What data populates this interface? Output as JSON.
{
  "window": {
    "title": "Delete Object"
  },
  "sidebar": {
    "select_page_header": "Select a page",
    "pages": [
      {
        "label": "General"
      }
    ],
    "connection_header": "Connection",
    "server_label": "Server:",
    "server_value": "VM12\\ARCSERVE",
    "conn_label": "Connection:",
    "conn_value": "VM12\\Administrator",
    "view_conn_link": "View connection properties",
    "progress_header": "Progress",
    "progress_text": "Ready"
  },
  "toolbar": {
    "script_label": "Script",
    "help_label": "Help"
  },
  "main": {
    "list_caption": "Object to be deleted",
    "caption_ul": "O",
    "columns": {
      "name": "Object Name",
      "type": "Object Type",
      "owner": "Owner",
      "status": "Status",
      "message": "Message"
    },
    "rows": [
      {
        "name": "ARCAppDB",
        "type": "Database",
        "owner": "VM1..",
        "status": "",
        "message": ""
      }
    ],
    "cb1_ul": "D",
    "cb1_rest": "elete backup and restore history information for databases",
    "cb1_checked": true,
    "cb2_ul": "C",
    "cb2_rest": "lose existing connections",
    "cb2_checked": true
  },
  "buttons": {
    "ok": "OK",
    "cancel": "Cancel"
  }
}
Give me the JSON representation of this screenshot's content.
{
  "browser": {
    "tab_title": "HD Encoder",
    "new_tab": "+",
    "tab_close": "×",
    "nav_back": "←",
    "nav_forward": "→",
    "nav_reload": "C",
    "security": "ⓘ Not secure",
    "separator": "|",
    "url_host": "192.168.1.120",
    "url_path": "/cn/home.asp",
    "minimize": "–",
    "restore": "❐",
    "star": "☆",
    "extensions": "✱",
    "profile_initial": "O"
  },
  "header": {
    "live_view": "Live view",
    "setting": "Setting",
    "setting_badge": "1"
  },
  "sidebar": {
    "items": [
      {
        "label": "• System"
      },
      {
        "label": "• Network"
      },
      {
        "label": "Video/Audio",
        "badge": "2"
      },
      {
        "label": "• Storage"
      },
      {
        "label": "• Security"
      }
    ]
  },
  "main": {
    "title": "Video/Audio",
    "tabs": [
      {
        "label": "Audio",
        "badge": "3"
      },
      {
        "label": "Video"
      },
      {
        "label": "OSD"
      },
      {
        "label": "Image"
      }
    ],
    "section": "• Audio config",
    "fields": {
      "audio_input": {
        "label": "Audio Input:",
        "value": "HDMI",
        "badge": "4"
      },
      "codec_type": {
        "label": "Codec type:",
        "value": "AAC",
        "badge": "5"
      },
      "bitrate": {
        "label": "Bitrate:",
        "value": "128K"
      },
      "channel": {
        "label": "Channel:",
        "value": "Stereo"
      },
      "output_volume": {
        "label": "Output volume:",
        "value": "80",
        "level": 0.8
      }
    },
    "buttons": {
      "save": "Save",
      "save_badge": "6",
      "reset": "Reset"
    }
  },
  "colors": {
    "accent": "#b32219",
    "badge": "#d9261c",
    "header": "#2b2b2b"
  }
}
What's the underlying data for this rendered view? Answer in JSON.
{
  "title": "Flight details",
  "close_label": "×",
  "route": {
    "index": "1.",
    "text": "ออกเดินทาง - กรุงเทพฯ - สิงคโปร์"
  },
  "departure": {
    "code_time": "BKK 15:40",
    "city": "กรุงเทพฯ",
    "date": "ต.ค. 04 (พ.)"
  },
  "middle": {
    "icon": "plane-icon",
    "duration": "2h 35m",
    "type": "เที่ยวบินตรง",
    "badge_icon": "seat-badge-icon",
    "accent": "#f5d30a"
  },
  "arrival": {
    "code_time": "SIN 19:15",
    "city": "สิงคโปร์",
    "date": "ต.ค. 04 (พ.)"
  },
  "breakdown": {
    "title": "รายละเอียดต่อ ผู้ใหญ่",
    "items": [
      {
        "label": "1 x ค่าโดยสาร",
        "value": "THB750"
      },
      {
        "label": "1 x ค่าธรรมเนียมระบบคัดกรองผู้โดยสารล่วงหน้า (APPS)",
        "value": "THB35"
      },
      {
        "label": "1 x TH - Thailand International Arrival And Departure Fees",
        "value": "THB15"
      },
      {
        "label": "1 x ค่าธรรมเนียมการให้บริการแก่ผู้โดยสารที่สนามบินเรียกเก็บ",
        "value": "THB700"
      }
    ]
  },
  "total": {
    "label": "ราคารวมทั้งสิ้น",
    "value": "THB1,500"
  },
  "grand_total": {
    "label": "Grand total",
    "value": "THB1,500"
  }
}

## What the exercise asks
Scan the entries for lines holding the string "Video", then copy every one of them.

## Expected output
        "label": "Video/Audio",
    "title": "Video/Audio",
        "label": "Video"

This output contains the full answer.